Violations of Title 8 U.S. Code § 1324c(a) are punishable by civil penalties of:
- Not less than $250 but as much as $2,000 for each document that is the subject of a violation under Title 8 U.S. Code § 1324c(a)
- When a person or entity has been previously subject to an order under this paragraph, not less than $2,000 but as much as $5,000 for each document that is the subject of a violation under Title 8 U.S. Code § 1324c(a)
There are two other federal statutes relating to false claims of United States citizenship. Title 18 U.S. Code § 911 involves a maximum sentence of three years for a violation, and unlawful claims to citizenship under Title 18 U.S. Code § 1015 involve a maximum sentence of five years.
INA § 237 also establishes that any alien who falsely represents or has falsely represented themselves to be a United States citizen for any kind of purpose or benefit under federal or state law becomes deportable. The alien will also receive a permanent bar from entering the United States and cannot be eligible for a waiver typically available for other types of misrepresentation cases.
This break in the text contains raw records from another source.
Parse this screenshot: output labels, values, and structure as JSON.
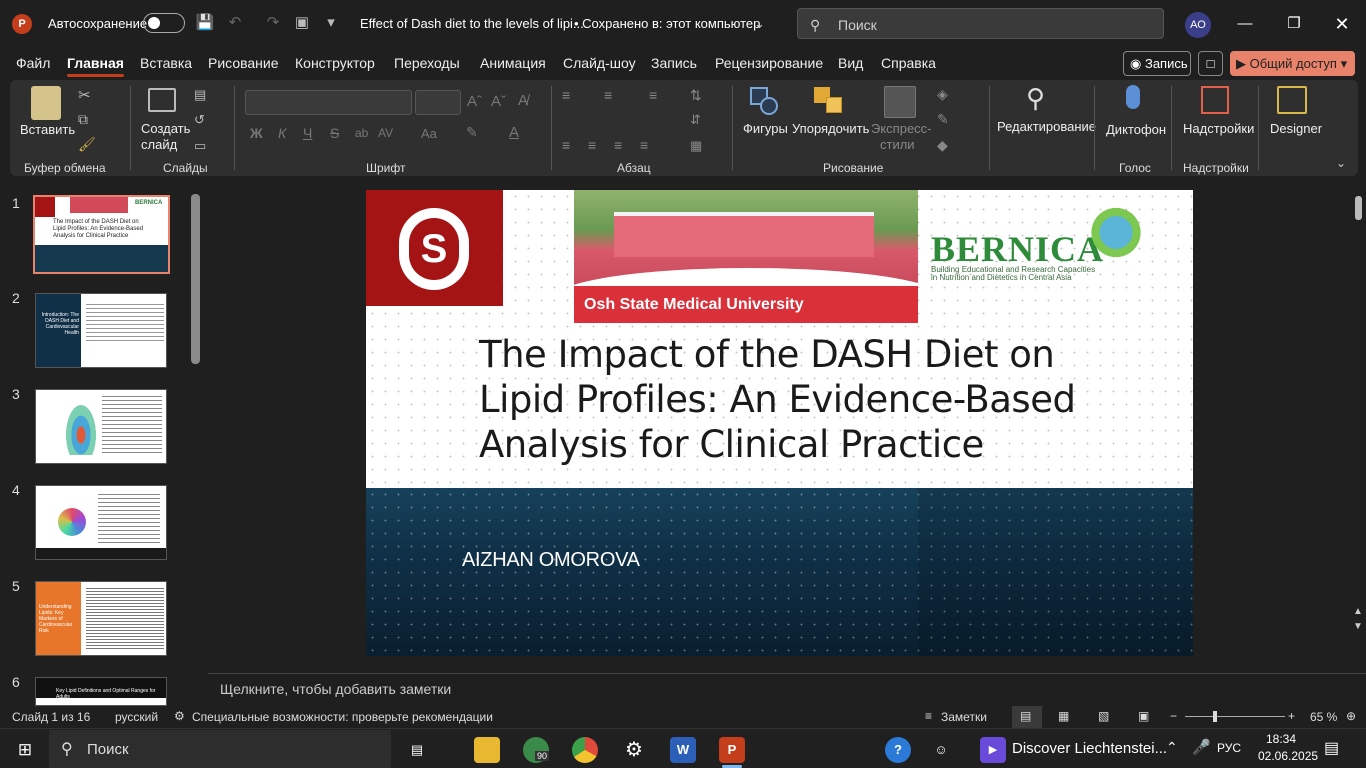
{
  "app": {
    "logo": "P",
    "autosave_label": "Автосохранение",
    "doc_title": "Effect of Dash diet to the levels of lipi...",
    "save_status": "• Сохранено в: этот компьютер",
    "search_placeholder": "Поиск",
    "user_initials": "АО"
  },
  "menu": {
    "items": [
      "Файл",
      "Главная",
      "Вставка",
      "Рисование",
      "Конструктор",
      "Переходы",
      "Анимация",
      "Слайд-шоу",
      "Запись",
      "Рецензирование",
      "Вид",
      "Справка"
    ],
    "record_label": "Запись",
    "share_label": "Общий доступ"
  },
  "ribbon": {
    "paste": "Вставить",
    "new_slide_1": "Создать",
    "new_slide_2": "слайд",
    "shapes": "Фигуры",
    "arrange": "Упорядочить",
    "quick_styles_1": "Экспресс-",
    "quick_styles_2": "стили",
    "editing": "Редактирование",
    "dictate": "Диктофон",
    "addins": "Надстройки",
    "designer": "Designer",
    "groups": {
      "clipboard": "Буфер обмена",
      "slides": "Слайды",
      "font": "Шрифт",
      "paragraph": "Абзац",
      "drawing": "Рисование",
      "voice": "Голос",
      "addins": "Надстройки"
    },
    "font_buttons": [
      "Ж",
      "К",
      "Ч",
      "S"
    ]
  },
  "thumbnails": [
    {
      "num": "1",
      "title": "The Impact of the DASH Diet on Lipid Profiles: An Evidence-Based Analysis for Clinical Practice"
    },
    {
      "num": "2",
      "title": "Introduction: The DASH Diet and Cardiovascular Health"
    },
    {
      "num": "3",
      "title": ""
    },
    {
      "num": "4",
      "title": ""
    },
    {
      "num": "5",
      "title": "Understanding Lipids: Key Markers of Cardiovascular Risk"
    },
    {
      "num": "6",
      "title": "Key Lipid Definitions and Optimal Ranges for Adults"
    }
  ],
  "slide": {
    "university": "Osh State Medical University",
    "brand": "BERNICA",
    "brand_tagline_1": "Building Educational and Research Capacities",
    "brand_tagline_2": "in Nutrition and Dietetics in Central Asia",
    "title": "The Impact of the DASH Diet on Lipid Profiles: An Evidence-Based Analysis for Clinical Practice",
    "author": "AIZHAN OMOROVA"
  },
  "notes_placeholder": "Щелкните, чтобы добавить заметки",
  "status": {
    "slide_counter": "Слайд 1 из 16",
    "language": "русский",
    "accessibility": "Специальные возможности: проверьте рекомендации",
    "notes": "Заметки",
    "zoom": "65 %"
  },
  "taskbar": {
    "search": "Поиск",
    "chrome_badge": "90",
    "news": "Discover Liechtenstei...",
    "lang": "РУС",
    "time": "18:34",
    "date": "02.06.2025"
  },
  "colors": {
    "accent": "#c43e1c",
    "share": "#e8826a",
    "slide_red": "#a51414",
    "slide_teal": "#16415a"
  }
}
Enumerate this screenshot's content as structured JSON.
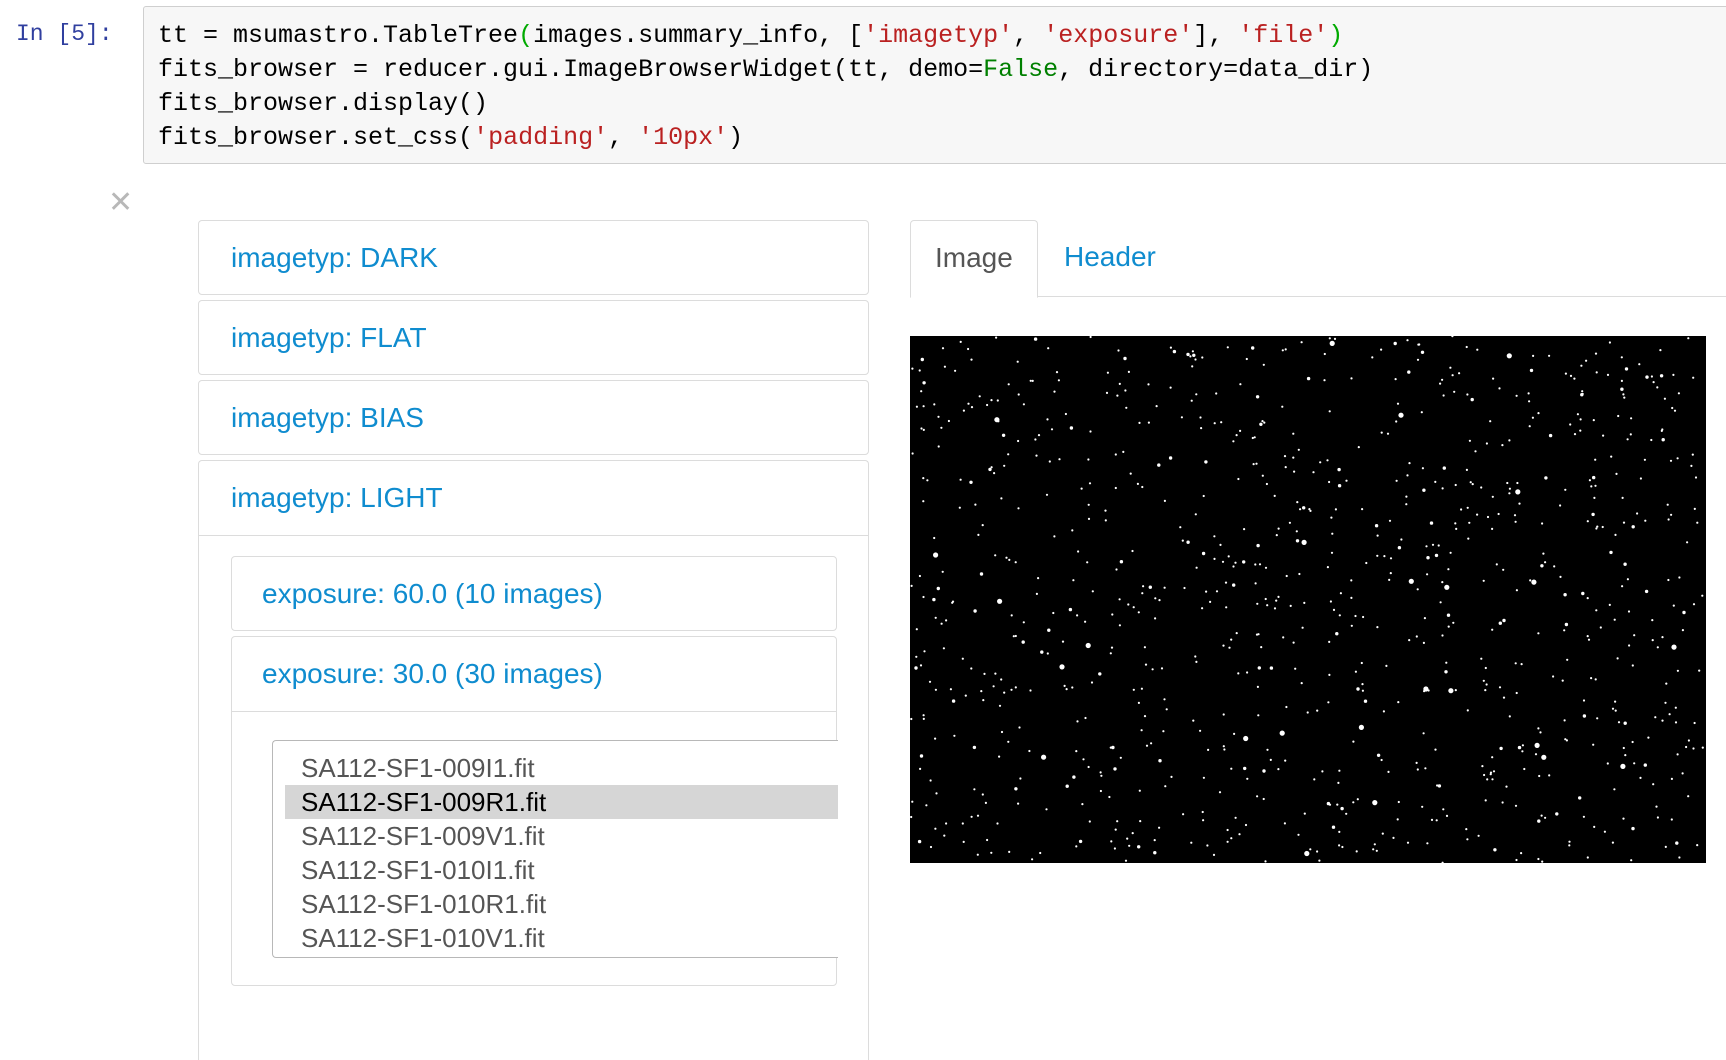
{
  "cell": {
    "prompt": "In [5]:",
    "code_lines": [
      "tt = msumastro.TableTree(images.summary_info, ['imagetyp', 'exposure'], 'file')",
      "fits_browser = reducer.gui.ImageBrowserWidget(tt, demo=False, directory=data_dir)",
      "fits_browser.display()",
      "fits_browser.set_css('padding', '10px')"
    ]
  },
  "widget": {
    "close_glyph": "✕",
    "accordion": [
      {
        "label": "imagetyp: DARK"
      },
      {
        "label": "imagetyp: FLAT"
      },
      {
        "label": "imagetyp: BIAS"
      },
      {
        "label": "imagetyp: LIGHT"
      }
    ],
    "sub_accordion": [
      {
        "label": "exposure: 60.0 (10 images)"
      },
      {
        "label": "exposure: 30.0 (30 images)"
      }
    ],
    "files": [
      "SA112-SF1-009I1.fit",
      "SA112-SF1-009R1.fit",
      "SA112-SF1-009V1.fit",
      "SA112-SF1-010I1.fit",
      "SA112-SF1-010R1.fit",
      "SA112-SF1-010V1.fit"
    ],
    "selected_file": "SA112-SF1-009R1.fit",
    "tabs": [
      {
        "label": "Image",
        "active": true
      },
      {
        "label": "Header",
        "active": false
      }
    ],
    "image_description_icon": "star-field-image"
  },
  "colors": {
    "link": "#0f8ccf",
    "prompt": "#303f9f",
    "string": "#ba2121",
    "keyword": "#008000",
    "selected_bg": "#d6d6d6"
  }
}
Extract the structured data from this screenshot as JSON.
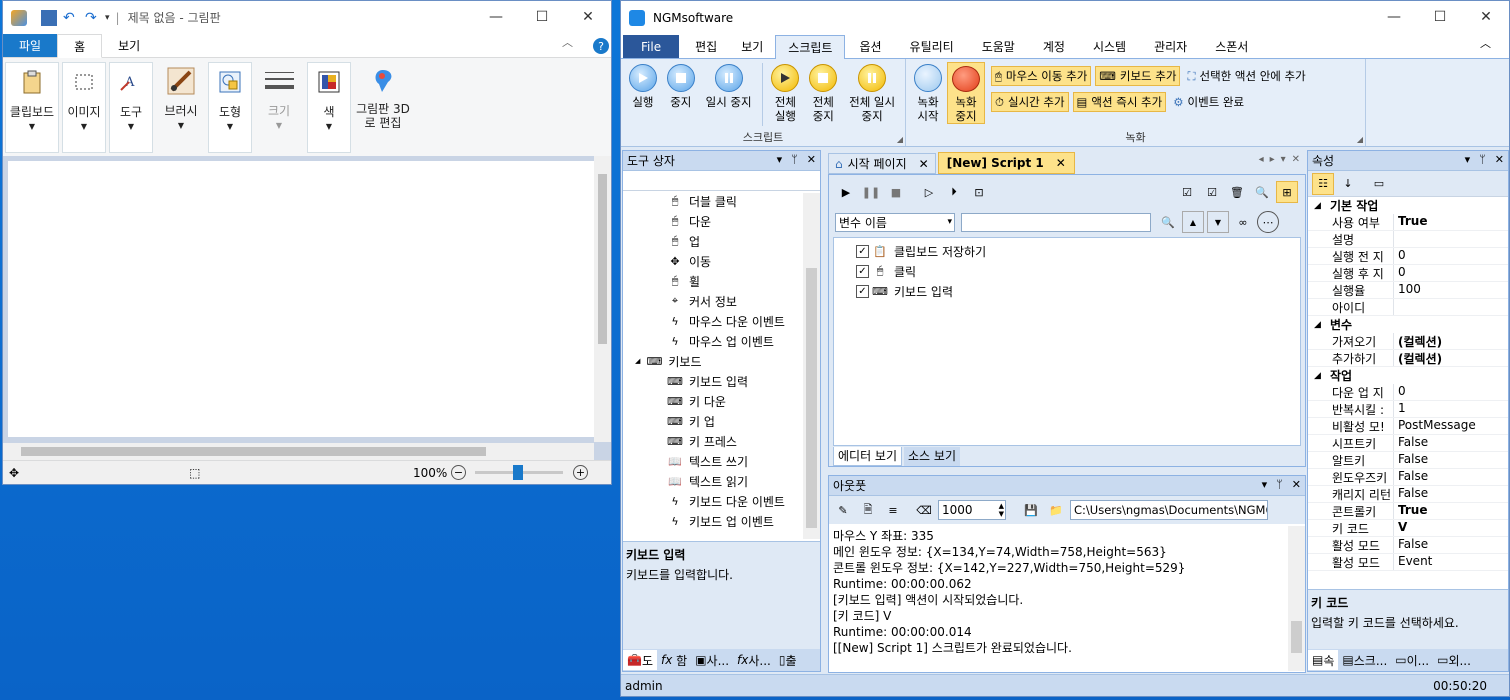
{
  "paint": {
    "title": "제목 없음 - 그림판",
    "tabs": [
      "파일",
      "홈",
      "보기"
    ],
    "ribbon": [
      {
        "name": "clipboard",
        "label": "클립보드"
      },
      {
        "name": "image",
        "label": "이미지"
      },
      {
        "name": "tools",
        "label": "도구"
      },
      {
        "name": "brushes",
        "label": "브러시"
      },
      {
        "name": "shapes",
        "label": "도형"
      },
      {
        "name": "size",
        "label": "크기"
      },
      {
        "name": "colors",
        "label": "색"
      },
      {
        "name": "paint3d",
        "label": "그림판 3D로 편집"
      }
    ],
    "zoom": "100%",
    "zoom_fraction": 0.5
  },
  "ngm": {
    "title": "NGMsoftware",
    "tabs": [
      "File",
      "편집",
      "보기",
      "스크립트",
      "옵션",
      "유틸리티",
      "도움말",
      "계정",
      "시스템",
      "관리자",
      "스폰서"
    ],
    "script_group": {
      "label": "스크립트",
      "buttons": [
        "실행",
        "중지",
        "일시 중지",
        "전체 실행",
        "전체 중지",
        "전체 일시 중지"
      ]
    },
    "record_group": {
      "label": "녹화",
      "buttons": [
        "녹화 시작",
        "녹화 중지"
      ],
      "small": [
        "마우스 이동 추가",
        "키보드 추가",
        "선택한 액션 안에 추가",
        "실시간 추가",
        "액션 즉시 추가",
        "이벤트 완료"
      ]
    },
    "toolbox": {
      "title": "도구 상자",
      "items": [
        {
          "label": "더블 클릭",
          "icon": "mouse-icon",
          "indent": 2
        },
        {
          "label": "다운",
          "icon": "mouse-icon",
          "indent": 2
        },
        {
          "label": "업",
          "icon": "mouse-icon",
          "indent": 2
        },
        {
          "label": "이동",
          "icon": "move-icon",
          "indent": 2
        },
        {
          "label": "휠",
          "icon": "mouse-icon",
          "indent": 2
        },
        {
          "label": "커서 정보",
          "icon": "cursor-icon",
          "indent": 2
        },
        {
          "label": "마우스 다운 이벤트",
          "icon": "lightning-icon",
          "indent": 2
        },
        {
          "label": "마우스 업 이벤트",
          "icon": "lightning-icon",
          "indent": 2
        },
        {
          "label": "키보드",
          "icon": "keyboard-icon",
          "indent": 1
        },
        {
          "label": "키보드 입력",
          "icon": "keyboard-icon",
          "indent": 2
        },
        {
          "label": "키 다운",
          "icon": "keyboard-icon",
          "indent": 2
        },
        {
          "label": "키 업",
          "icon": "keyboard-icon",
          "indent": 2
        },
        {
          "label": "키 프레스",
          "icon": "keyboard-icon",
          "indent": 2
        },
        {
          "label": "텍스트 쓰기",
          "icon": "book-icon",
          "indent": 2
        },
        {
          "label": "텍스트 읽기",
          "icon": "book-icon",
          "indent": 2
        },
        {
          "label": "키보드 다운 이벤트",
          "icon": "lightning-icon",
          "indent": 2
        },
        {
          "label": "키보드 업 이벤트",
          "icon": "lightning-icon",
          "indent": 2
        }
      ],
      "desc_title": "키보드 입력",
      "desc_text": "키보드를 입력합니다.",
      "bottom_tabs": [
        "도",
        "함",
        "사...",
        "사...",
        "출"
      ]
    },
    "doc_tabs": [
      "시작 페이지",
      "[New] Script 1"
    ],
    "var_select": "변수 이름",
    "script_items": [
      "클립보드 저장하기",
      "클릭",
      "키보드 입력"
    ],
    "editor_tabs": [
      "에디터 보기",
      "소스 보기"
    ],
    "output": {
      "title": "아웃풋",
      "count": "1000",
      "path": "C:\\Users\\ngmas\\Documents\\NGM6\\",
      "lines": [
        "마우스 Y 좌표: 335",
        "메인 윈도우 정보: {X=134,Y=74,Width=758,Height=563}",
        "콘트롤 윈도우 정보: {X=142,Y=227,Width=750,Height=529}",
        "Runtime: 00:00:00.062",
        "[키보드 입력] 액션이 시작되었습니다.",
        "[키 코드] V",
        "Runtime: 00:00:00.014",
        "[[New] Script 1] 스크립트가 완료되었습니다."
      ]
    },
    "props": {
      "title": "속성",
      "cats": [
        {
          "name": "기본 작업",
          "rows": [
            [
              "사용 여부",
              "True"
            ],
            [
              "설명",
              ""
            ],
            [
              "실행 전 지",
              "0"
            ],
            [
              "실행 후 지",
              "0"
            ],
            [
              "실행율",
              "100"
            ],
            [
              "아이디",
              ""
            ]
          ]
        },
        {
          "name": "변수",
          "rows": [
            [
              "가져오기",
              "(컬렉션)"
            ],
            [
              "추가하기",
              "(컬렉션)"
            ]
          ]
        },
        {
          "name": "작업",
          "rows": [
            [
              "다운 업 지",
              "0"
            ],
            [
              "반복시킬 :",
              "1"
            ],
            [
              "비활성 모!",
              "PostMessage"
            ],
            [
              "시프트키",
              "False"
            ],
            [
              "알트키",
              "False"
            ],
            [
              "윈도우즈키",
              "False"
            ],
            [
              "캐리지 리턴",
              "False"
            ],
            [
              "콘트롤키",
              "True"
            ],
            [
              "키 코드",
              "V"
            ],
            [
              "활성 모드",
              "False"
            ],
            [
              "활성 모드",
              "Event"
            ]
          ]
        }
      ],
      "desc_title": "키 코드",
      "desc_text": "입력할 키 코드를 선택하세요.",
      "bottom_tabs": [
        "속",
        "스크...",
        "이...",
        "외..."
      ]
    },
    "status": {
      "user": "admin",
      "time": "00:50:20"
    }
  }
}
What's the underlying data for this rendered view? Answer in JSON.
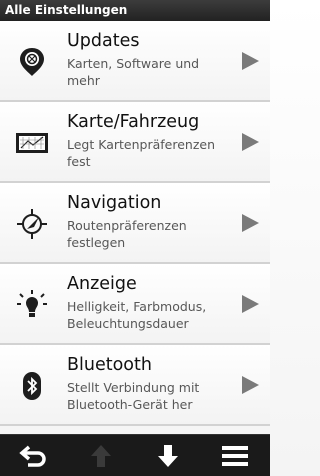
{
  "header": {
    "title": "Alle Einstellungen"
  },
  "items": [
    {
      "title": "Updates",
      "desc": "Karten, Software und mehr",
      "icon": "updates-icon"
    },
    {
      "title": "Karte/Fahrzeug",
      "desc": "Legt Kartenpräferenzen fest",
      "icon": "map-icon"
    },
    {
      "title": "Navigation",
      "desc": "Routenpräferenzen festlegen",
      "icon": "navigation-icon"
    },
    {
      "title": "Anzeige",
      "desc": "Helligkeit, Farbmodus, Beleuchtungsdauer",
      "icon": "brightness-icon"
    },
    {
      "title": "Bluetooth",
      "desc": "Stellt Verbindung mit Bluetooth-Gerät her",
      "icon": "bluetooth-icon"
    }
  ],
  "bottom_bar": {
    "buttons": [
      "back-icon",
      "scroll-up-icon",
      "scroll-down-icon",
      "menu-icon"
    ],
    "scroll_up_enabled": false
  },
  "colors": {
    "title_bar": "#2b2b2b",
    "bottom_bar": "#1a1a1a",
    "arrow": "#7a7a7a"
  }
}
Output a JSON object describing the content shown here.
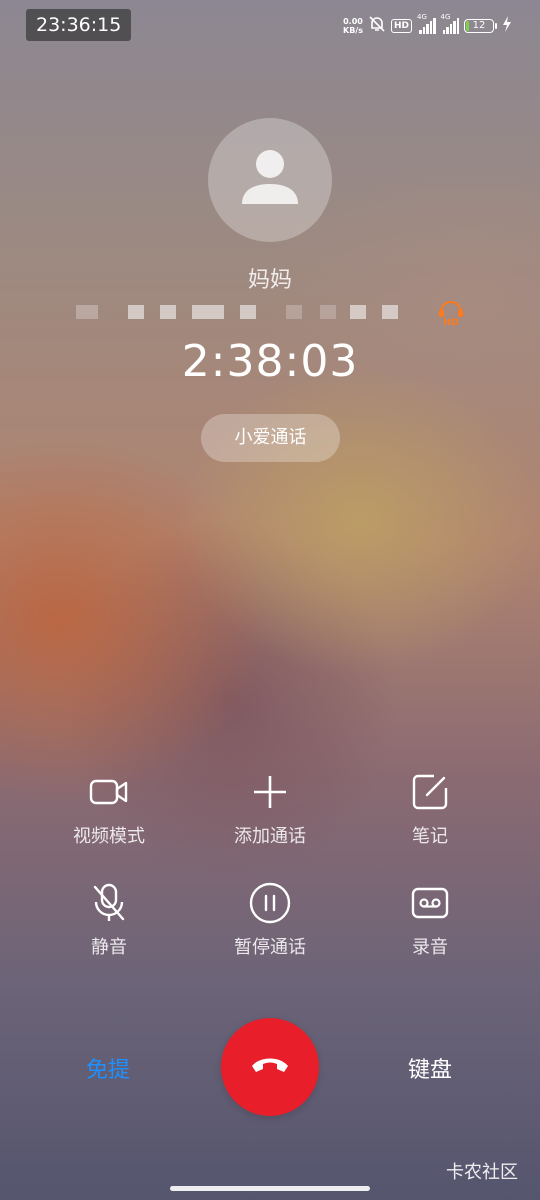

The most common exceptions in deportation cases relate to immigrants claiming that false claims of citizenship were made prior to the September 26, 1996 date of enactment for the Illegal Immigration Reform and Immigrant Responsibility Act of 1996 (IIRIRA or IIRAIRA), a false claim was immediately taken back or retracted in a timely fashion by a noncitizen after being made and before the noncitizen could obtain any benefit from the claim, or a child whose parents were United States citizens made a false claim of citizenship before 18 years of age, where the child was a permanent United States resident before 16 years of age, and the child made the claim reasonably believing they were a United States citizen.
Call Us Today to Schedule a Free Consultation with an Arizona immigration lawyer
If you are currently facing accusations of having falsely claimed United States citizenship anywhere in Arizona, you are going to want to be sure that you immediately seek legal representation. It will be in your best interest to get in touch with the experienced team at Diamondback Legal so you can be confident that you will have somebody who is capable of knowing how to overcome the charges that can result from innocent mistakes.
Our firm knows how complicated these types of cases can be for most people, and we will work to find all of the types of evidence that may benefit you in defending yourself against these charges. You may call us at (602) 755-3199 or contact us online to receive a free consultation so we can further evaluate your case and really discuss how to best proceed with the handling of your case.
Related Post: 9 Ways to Speed Up Your Immigration Case in Arizona